[EXERCISE INSTRUCTIONS]: Counting only lines that contain the string "施工及び請負", how many are there in the data? Say the number alone.

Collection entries
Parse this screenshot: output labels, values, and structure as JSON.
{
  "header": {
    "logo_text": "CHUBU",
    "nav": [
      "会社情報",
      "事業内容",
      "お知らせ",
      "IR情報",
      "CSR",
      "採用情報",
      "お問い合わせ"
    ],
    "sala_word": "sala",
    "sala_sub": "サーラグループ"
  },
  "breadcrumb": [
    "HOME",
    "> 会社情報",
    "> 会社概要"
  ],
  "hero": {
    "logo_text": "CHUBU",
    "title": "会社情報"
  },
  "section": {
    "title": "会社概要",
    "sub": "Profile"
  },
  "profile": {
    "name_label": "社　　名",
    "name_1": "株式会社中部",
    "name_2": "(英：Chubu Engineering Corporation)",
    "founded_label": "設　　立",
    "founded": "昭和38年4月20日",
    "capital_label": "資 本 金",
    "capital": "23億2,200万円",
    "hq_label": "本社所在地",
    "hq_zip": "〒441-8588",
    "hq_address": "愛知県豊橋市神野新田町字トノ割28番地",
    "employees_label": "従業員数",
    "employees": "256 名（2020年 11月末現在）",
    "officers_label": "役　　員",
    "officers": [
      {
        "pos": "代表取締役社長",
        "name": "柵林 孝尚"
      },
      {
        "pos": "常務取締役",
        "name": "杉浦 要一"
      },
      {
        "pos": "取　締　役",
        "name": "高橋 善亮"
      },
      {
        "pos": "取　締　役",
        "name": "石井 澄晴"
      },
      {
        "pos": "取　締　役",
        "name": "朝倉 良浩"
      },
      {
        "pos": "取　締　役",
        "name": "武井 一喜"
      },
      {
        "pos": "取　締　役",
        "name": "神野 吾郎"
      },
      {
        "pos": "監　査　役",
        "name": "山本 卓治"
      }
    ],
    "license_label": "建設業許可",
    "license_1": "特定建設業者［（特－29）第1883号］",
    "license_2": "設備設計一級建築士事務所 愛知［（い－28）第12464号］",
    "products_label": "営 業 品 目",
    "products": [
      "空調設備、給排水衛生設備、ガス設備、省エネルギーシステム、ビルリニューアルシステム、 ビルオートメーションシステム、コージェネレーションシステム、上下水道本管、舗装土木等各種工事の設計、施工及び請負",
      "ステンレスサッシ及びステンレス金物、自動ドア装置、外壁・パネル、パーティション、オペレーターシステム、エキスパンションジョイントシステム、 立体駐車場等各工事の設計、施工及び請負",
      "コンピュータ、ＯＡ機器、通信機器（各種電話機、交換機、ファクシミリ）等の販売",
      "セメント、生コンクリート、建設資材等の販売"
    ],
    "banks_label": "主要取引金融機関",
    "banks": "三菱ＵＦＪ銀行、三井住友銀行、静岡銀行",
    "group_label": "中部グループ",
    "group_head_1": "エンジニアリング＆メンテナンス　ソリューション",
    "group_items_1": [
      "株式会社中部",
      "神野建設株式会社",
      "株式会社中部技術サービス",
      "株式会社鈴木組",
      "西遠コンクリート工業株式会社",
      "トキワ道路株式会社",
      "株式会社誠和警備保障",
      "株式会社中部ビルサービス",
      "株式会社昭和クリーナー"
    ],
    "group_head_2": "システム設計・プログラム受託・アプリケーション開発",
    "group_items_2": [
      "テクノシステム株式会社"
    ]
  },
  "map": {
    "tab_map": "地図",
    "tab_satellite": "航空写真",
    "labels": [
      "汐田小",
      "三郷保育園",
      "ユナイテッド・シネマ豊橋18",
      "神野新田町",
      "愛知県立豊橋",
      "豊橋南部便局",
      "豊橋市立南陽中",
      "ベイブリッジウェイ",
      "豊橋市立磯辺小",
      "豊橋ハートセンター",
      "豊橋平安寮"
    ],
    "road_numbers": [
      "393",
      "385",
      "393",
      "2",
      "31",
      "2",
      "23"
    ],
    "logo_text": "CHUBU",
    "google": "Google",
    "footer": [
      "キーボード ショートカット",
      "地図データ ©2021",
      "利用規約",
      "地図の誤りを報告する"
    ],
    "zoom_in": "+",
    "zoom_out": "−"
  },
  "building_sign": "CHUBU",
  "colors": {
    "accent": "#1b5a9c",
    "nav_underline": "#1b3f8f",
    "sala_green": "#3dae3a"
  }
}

[EXERCISE ANSWER]: 2